Required work:
Which lines below contain "System"? Pull them out.

Data about app and page elements
= Beginning of Section =

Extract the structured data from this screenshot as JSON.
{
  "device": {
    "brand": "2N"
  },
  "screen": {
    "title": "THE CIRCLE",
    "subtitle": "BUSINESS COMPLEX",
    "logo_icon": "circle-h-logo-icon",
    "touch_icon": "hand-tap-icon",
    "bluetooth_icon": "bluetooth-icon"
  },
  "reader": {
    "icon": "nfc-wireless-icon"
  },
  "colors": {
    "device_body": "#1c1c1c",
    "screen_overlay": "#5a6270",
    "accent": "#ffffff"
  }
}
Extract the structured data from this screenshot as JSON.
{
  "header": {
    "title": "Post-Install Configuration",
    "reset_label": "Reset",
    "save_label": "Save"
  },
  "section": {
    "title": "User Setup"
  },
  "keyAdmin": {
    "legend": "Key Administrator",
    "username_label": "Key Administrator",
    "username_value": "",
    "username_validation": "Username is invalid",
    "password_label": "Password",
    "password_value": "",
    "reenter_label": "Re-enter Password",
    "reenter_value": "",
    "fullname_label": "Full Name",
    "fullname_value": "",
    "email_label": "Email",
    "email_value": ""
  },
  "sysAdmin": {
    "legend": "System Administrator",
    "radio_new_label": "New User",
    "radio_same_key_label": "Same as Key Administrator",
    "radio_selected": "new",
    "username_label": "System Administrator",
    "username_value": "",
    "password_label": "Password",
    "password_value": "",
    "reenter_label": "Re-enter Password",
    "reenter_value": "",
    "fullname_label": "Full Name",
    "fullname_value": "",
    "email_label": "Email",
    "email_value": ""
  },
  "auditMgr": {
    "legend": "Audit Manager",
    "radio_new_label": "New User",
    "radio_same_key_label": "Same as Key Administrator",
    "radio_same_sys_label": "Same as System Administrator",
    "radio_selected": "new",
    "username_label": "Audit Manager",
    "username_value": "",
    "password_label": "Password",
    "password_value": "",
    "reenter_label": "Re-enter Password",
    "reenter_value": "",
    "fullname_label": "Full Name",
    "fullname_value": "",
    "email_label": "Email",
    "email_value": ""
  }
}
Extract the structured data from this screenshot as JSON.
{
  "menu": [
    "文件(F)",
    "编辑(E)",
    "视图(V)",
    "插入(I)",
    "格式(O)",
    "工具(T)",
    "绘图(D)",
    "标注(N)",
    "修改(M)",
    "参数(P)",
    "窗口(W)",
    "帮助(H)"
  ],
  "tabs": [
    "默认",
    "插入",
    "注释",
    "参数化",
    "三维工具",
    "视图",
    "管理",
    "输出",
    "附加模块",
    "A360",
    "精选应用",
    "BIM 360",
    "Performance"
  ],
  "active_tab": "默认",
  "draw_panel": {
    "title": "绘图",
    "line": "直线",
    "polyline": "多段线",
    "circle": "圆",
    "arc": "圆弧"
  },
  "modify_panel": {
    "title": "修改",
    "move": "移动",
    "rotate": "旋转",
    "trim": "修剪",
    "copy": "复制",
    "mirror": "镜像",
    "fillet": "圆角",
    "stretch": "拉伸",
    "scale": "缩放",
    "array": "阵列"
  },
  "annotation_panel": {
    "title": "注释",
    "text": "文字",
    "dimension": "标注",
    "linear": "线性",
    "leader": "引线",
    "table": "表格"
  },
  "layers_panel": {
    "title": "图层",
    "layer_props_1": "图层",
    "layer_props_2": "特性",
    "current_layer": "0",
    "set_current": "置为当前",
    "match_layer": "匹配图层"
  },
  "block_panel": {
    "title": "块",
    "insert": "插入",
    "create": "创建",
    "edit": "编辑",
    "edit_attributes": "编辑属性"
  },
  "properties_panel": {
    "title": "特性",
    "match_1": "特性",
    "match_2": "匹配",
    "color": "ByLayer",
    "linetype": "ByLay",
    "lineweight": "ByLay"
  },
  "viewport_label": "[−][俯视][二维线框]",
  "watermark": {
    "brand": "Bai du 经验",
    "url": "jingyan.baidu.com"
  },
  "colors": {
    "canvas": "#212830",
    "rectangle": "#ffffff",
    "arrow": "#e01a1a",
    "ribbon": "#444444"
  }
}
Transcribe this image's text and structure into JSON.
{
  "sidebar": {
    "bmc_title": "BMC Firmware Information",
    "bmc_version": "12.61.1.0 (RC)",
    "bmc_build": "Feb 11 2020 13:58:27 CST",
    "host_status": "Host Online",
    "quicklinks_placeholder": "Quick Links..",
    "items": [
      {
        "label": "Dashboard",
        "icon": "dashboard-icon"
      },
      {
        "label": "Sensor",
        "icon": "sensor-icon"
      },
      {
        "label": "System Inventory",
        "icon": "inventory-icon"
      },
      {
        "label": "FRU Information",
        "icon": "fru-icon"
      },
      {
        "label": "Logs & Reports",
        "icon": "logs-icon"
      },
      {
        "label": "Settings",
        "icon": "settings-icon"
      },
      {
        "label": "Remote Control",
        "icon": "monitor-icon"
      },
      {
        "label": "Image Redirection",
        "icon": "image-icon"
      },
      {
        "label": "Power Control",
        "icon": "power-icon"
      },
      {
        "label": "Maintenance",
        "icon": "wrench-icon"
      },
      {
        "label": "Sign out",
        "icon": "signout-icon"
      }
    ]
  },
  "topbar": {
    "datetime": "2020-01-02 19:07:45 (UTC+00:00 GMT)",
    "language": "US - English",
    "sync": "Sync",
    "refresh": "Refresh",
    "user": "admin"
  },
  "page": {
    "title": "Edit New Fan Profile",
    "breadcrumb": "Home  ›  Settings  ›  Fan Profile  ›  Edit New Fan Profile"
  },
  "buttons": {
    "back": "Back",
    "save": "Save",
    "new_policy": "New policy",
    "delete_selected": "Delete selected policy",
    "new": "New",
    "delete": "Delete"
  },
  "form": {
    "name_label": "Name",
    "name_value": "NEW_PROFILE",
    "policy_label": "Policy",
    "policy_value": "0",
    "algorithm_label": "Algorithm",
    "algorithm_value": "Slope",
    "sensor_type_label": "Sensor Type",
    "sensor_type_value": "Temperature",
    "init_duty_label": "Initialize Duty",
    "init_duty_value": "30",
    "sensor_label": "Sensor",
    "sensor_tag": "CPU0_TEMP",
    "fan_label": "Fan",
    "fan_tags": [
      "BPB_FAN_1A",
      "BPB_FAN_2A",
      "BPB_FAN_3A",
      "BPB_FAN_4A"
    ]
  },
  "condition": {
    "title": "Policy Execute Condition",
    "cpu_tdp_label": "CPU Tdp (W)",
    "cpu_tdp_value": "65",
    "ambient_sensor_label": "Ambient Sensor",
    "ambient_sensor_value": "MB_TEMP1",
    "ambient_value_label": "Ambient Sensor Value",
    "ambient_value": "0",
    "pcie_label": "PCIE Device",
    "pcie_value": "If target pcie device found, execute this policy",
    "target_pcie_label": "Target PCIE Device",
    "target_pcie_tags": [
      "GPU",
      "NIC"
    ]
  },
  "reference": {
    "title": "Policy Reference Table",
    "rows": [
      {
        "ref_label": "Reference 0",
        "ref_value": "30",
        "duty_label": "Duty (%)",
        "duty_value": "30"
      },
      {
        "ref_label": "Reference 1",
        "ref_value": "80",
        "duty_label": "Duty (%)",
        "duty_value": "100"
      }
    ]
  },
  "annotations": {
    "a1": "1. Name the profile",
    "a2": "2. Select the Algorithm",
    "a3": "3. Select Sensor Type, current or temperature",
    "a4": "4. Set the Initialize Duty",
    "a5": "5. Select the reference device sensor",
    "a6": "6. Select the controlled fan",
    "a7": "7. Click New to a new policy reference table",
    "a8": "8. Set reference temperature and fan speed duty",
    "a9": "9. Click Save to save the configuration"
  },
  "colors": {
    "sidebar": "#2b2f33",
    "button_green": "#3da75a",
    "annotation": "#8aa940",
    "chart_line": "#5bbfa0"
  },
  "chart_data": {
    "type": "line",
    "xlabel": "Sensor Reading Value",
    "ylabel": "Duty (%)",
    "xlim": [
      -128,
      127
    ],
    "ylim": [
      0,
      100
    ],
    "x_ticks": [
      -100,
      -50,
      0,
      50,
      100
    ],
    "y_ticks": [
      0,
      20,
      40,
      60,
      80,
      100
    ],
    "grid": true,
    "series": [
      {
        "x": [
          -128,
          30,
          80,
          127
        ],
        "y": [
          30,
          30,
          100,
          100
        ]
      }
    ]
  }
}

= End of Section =

Output for this exercise:
    "legend": "System Administrator",
    "username_label": "System Administrator",
    "radio_same_sys_label": "Same as System Administrator",
        "label": "System Inventory",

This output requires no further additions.